Cyber Threats & The People Opportunity


Cyber People – the great opportunity

The situation

Organisations throughout the UK – whether private companies or public sector bodies – face a number of similar challenges in cyber security, in all its forms.
The nation’s critical national infrastructure organisations are already well-aware of the threats from criminal gangs deploying ransomware or from Hostile Foreign States lifting valuable IP (or simply disabling capability).

And the specialist supplier communities supporting those CNI organisations are actively involved in helping keep those defences up and in keeping potential and emerging threats monitored.

But that threat-monitoring is not enough to secure the future delivery of the UK’s critical services.

As a delivery partner in the CNI community, Capita knows that the market for “cyber skills” is not just hot, but is booming, which means there is another cyber-related threat, too….

…namely the dearth of cyber-skilled practitioners in the UK economy; and the staff turnover that comes with high demand and an under-sized supply of practitioners.
So what is the UK’s CNI supplier community going to do to tackle that threat?

Working together towards a solution

If a few years ago, the supply of cyber skills was constrained, but available and simply expensive…then the answer to finding “a gap in the team” was purely about funding that expense.
But now?

Increasingly, the challenge in replacing “gaps in a cyber security team” is that there are simply not enough skilled cyber specialists to go around.

So how do organisations – whether in the private or public sector – address the cyber-skills-shortage challenge?

And how do facilitating organisations in the UK economy make those organisations with cyber skills more robust and less affected by staff turnover in a “hot marketplace”?

The answer lies in creating resilience through workforce planning; and through community partnering.

How we tackle the problem

If an organisation self-assesses its cyber security posture – say, through use of the Cyber Assessment Framework – and identifies its vulnerabilities, they may be infrastructure and applications-related or they may be people and process-related. It’s a “Ying & Yang”-style complementary operating model that needs to be considered.

Let’s start with infrastructure, applications and data.

Vulnerabilities or systems gaps that are spotted may be tackled through deploying technical solutions; and there may well be a simple need to be clinical in prioritising investment, where the Wish List for investment exceeds the budget available to deliver it. That’s the age-old problem that IT Directors have always faced, along with the organisational investment boards that have got to agree to funding technology upgrades.

And once enterprise-scale systems are fit for purpose, there is the constant challenge of not just managing and exploiting the data within the system, but also of using analytical insights to spark innovation.

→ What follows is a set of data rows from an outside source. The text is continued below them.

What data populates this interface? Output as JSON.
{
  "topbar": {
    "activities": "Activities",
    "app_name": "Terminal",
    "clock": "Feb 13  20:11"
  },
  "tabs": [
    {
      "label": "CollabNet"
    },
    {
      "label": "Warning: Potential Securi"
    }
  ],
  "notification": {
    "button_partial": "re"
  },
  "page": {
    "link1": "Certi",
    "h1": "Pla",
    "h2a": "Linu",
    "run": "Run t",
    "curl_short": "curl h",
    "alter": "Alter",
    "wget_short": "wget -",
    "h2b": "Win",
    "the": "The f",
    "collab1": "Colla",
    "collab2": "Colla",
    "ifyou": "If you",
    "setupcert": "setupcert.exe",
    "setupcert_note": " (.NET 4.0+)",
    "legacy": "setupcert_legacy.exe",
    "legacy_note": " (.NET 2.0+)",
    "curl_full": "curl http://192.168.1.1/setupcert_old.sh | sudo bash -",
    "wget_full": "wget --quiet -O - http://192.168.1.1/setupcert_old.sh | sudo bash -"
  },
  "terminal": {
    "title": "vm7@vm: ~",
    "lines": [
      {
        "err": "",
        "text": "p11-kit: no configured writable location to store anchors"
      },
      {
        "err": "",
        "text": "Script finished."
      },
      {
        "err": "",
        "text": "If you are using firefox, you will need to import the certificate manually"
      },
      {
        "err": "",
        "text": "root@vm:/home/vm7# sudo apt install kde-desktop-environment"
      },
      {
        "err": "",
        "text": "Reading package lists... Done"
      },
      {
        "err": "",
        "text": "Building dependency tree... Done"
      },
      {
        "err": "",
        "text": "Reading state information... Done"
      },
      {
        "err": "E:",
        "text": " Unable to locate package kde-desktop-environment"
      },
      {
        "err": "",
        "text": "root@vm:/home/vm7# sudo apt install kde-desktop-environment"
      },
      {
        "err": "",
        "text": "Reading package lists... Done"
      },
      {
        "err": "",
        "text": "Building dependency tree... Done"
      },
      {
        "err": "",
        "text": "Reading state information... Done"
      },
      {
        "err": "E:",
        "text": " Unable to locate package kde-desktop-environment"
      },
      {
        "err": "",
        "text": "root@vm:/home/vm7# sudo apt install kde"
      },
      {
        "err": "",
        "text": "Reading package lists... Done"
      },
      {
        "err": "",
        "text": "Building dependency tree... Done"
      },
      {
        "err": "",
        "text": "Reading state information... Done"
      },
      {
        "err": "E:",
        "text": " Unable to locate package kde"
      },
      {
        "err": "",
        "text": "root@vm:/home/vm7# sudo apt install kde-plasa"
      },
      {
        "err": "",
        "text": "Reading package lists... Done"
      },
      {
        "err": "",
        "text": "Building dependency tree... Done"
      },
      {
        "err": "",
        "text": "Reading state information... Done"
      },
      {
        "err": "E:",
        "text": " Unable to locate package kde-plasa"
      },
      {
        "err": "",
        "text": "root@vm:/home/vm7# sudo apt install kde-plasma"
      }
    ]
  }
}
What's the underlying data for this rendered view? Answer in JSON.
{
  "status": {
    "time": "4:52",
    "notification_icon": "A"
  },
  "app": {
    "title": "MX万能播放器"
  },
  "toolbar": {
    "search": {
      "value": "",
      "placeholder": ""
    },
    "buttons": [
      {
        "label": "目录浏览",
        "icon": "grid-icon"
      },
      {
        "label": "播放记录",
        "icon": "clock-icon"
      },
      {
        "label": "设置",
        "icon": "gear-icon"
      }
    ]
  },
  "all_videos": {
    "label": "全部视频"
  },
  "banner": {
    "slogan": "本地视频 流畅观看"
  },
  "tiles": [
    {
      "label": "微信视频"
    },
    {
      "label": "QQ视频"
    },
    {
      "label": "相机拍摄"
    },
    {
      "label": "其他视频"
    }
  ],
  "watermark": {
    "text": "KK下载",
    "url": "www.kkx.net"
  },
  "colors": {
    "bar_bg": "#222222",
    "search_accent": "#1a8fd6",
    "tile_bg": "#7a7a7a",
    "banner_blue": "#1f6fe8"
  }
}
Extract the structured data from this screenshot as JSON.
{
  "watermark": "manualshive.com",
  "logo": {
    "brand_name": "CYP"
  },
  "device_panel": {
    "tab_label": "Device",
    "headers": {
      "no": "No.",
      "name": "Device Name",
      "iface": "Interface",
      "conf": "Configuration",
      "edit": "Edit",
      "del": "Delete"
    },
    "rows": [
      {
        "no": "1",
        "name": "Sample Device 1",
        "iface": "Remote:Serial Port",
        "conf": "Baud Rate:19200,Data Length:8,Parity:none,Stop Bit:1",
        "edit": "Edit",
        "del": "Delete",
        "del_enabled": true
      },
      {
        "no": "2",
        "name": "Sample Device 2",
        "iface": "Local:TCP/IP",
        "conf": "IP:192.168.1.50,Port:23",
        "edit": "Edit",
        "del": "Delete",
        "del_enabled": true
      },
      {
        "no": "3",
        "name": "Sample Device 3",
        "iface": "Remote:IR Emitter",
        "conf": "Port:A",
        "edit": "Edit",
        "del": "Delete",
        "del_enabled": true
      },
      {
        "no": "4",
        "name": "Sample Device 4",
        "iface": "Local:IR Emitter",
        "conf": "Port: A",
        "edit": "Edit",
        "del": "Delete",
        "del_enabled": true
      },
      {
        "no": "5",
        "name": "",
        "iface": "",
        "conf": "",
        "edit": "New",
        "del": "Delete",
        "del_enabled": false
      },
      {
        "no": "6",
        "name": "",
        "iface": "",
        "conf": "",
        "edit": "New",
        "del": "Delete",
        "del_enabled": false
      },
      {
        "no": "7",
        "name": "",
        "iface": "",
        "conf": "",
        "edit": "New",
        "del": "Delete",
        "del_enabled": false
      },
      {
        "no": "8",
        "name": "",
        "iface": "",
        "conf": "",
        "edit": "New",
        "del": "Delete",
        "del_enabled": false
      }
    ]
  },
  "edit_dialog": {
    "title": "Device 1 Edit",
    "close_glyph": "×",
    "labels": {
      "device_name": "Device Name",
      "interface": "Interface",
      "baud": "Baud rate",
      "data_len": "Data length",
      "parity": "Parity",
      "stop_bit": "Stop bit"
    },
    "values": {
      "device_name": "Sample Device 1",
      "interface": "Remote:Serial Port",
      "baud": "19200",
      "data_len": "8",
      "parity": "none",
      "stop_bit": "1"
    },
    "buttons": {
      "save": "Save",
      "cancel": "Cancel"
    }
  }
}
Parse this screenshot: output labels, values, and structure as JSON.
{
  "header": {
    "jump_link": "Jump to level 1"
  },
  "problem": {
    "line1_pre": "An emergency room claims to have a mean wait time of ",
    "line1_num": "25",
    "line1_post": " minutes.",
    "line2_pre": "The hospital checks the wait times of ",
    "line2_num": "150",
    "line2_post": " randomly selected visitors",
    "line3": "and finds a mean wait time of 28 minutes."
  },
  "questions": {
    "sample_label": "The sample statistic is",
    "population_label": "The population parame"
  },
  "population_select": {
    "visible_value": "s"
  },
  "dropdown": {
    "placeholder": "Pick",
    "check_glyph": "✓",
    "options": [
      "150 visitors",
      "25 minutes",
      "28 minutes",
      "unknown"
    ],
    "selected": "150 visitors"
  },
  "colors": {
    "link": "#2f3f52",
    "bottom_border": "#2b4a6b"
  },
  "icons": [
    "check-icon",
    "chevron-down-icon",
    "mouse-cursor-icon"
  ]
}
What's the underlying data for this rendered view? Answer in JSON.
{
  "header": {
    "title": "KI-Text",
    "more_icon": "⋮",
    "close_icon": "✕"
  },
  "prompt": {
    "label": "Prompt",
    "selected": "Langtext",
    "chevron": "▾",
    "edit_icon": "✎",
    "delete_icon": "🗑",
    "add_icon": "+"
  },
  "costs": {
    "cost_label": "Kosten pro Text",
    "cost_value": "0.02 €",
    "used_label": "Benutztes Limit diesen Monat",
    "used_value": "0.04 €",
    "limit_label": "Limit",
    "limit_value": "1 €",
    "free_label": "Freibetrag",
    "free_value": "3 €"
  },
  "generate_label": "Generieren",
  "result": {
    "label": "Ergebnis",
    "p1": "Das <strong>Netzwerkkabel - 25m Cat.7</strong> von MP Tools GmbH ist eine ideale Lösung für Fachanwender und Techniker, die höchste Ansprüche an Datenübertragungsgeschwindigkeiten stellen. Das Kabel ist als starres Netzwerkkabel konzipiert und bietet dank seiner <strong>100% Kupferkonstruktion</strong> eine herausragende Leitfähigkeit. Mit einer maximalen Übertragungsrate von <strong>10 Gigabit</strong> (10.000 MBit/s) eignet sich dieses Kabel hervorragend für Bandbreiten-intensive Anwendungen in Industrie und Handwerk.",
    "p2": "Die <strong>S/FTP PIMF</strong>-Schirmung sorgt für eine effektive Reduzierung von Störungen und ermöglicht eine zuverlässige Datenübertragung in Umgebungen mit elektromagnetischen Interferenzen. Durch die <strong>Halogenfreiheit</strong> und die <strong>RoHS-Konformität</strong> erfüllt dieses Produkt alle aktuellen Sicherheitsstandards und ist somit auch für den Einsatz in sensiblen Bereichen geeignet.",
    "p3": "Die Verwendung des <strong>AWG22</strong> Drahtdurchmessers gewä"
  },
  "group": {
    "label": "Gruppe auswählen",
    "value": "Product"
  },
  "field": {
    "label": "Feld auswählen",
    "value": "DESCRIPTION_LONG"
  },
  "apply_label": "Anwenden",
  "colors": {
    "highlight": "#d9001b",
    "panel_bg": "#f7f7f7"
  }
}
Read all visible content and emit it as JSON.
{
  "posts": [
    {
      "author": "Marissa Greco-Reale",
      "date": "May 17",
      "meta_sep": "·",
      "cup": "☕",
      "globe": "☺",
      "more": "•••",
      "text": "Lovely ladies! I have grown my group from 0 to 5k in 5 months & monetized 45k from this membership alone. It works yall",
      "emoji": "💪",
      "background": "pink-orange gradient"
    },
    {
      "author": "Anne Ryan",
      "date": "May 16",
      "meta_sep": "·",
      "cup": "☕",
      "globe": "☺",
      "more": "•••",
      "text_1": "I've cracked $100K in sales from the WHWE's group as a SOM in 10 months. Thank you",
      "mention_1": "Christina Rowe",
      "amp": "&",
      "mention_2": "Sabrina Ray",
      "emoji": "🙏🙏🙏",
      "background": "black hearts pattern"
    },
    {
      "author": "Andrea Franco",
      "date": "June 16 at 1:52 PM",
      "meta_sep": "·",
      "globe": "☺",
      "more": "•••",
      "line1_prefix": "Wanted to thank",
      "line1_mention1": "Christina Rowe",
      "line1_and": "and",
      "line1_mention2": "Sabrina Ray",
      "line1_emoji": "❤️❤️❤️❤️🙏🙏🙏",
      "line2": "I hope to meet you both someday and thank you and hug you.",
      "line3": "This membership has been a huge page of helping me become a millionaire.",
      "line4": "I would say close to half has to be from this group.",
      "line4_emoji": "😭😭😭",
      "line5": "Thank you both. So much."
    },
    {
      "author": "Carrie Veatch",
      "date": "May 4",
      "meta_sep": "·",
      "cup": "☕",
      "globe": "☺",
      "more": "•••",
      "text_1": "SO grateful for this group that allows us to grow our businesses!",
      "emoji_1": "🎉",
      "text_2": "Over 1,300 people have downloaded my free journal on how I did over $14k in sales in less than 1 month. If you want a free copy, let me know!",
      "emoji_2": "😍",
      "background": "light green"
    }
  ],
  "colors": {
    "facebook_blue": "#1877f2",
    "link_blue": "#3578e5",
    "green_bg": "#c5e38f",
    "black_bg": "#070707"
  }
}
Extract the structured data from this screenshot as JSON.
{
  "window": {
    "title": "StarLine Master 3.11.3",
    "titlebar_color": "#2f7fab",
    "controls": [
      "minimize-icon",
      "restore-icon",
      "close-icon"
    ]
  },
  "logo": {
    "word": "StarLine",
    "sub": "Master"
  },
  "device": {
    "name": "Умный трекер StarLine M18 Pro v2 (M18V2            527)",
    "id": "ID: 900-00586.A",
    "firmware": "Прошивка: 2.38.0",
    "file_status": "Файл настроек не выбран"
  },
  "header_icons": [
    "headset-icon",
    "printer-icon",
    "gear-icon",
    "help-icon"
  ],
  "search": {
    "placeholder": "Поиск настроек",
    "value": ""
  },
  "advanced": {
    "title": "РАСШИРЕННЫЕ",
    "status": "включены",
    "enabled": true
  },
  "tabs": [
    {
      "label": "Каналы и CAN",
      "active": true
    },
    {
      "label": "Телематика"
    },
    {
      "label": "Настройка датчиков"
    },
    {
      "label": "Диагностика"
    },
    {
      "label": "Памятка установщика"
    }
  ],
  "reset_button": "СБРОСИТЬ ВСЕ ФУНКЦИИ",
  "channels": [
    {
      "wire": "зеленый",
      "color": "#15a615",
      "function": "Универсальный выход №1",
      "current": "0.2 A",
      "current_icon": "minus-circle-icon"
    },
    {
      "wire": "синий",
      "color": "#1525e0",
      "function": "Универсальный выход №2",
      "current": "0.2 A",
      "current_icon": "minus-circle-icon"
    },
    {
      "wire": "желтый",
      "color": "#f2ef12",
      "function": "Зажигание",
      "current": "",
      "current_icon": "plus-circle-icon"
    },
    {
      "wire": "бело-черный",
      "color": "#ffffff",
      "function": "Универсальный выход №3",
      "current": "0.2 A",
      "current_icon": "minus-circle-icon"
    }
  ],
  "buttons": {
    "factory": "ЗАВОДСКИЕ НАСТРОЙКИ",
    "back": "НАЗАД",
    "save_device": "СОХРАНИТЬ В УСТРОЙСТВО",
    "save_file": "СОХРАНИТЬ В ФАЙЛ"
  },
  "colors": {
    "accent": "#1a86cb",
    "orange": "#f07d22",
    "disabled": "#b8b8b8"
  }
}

This can be successful, but beyond that needs to recognise the possibilities of:

  • Regulators inhibiting data-driven innovation
  • Activists pivoting to cyber space
  • Attackers poisoning the data well

And then, having addressed those challenges, another area for improvement is the deployment of existing skills and the growth of new ones in the workforce.

For example, an organisation may have “cyber-skilled colleagues”, but are they being deployed to best effect?

Are cyber-skilled staff spending time on corporate admin that a competent business support officer can handle, in order to release time for cyber-centric management and problem-solving? Are organisation staff with high-end cyber skills tackling cyber security tasks that an entry-level lay-colleague with some upgraded skills could tackle instead?

And when the organisation has optimised delivery from the range of skills and capacity it has in-house – what access has it agreed to its partner supply chain for “surge capacity”? Does it come from call-offs from resource augmentation agreements? Or from drawing on pools of talent in cyber academies training apprentices or re-purposing those with transferable skills?

And probably more of a challenge: what arrangements exist between suppliers within that supply chain for managing the peak capacity for in-demand skills? Without illegitimately operating cartels and fixing the market – how does a supply chain community collaborate so that scarce cyber-skilled resource is not sat idle?

It’s an interesting challenge to balance individual supply chain member corporate commercial objectives and client satisfaction whilst contributing to the security and well-being of UK citizens who rely on the services that CNI organisations deliver.

And it’s not just about immediate operational capacity – or even the viability of short and medium-term improvement programmes.

It’s about the resilience of those CNI organisations and their supply chains in a longer term, strategic context.

That resilience is not just about tech; it’s also about people and skills – the Ying & Yang model.

So it requires a degree of workforce planning – identifying key skills and focussing efforts on training up the “bottom layers of the organisation” to take on “cyber team tasks” that can be delegated with creative thinking, innovation in training techniques and the will to rethink the operating model.

It requires sustained planning on where to find core capacity in skills and where to find surge capacity in partners.

It’s about reducing turnover and retaining talent.

It’s about collaborating with a limited pool of skills to jointly tackle a cyber threat that one day soon, given recent geo-politics, may be less commercial than existential.

Reflecting on possible solutions

A tough challenge?

Well, in the CNI supply chain community – like in many other supply chain communities in differing sectors of the UK economy – we’re smart: we’re not going to leave this puzzle in the “too hard to deal with” box. Bring it on!

Read more about this on our website.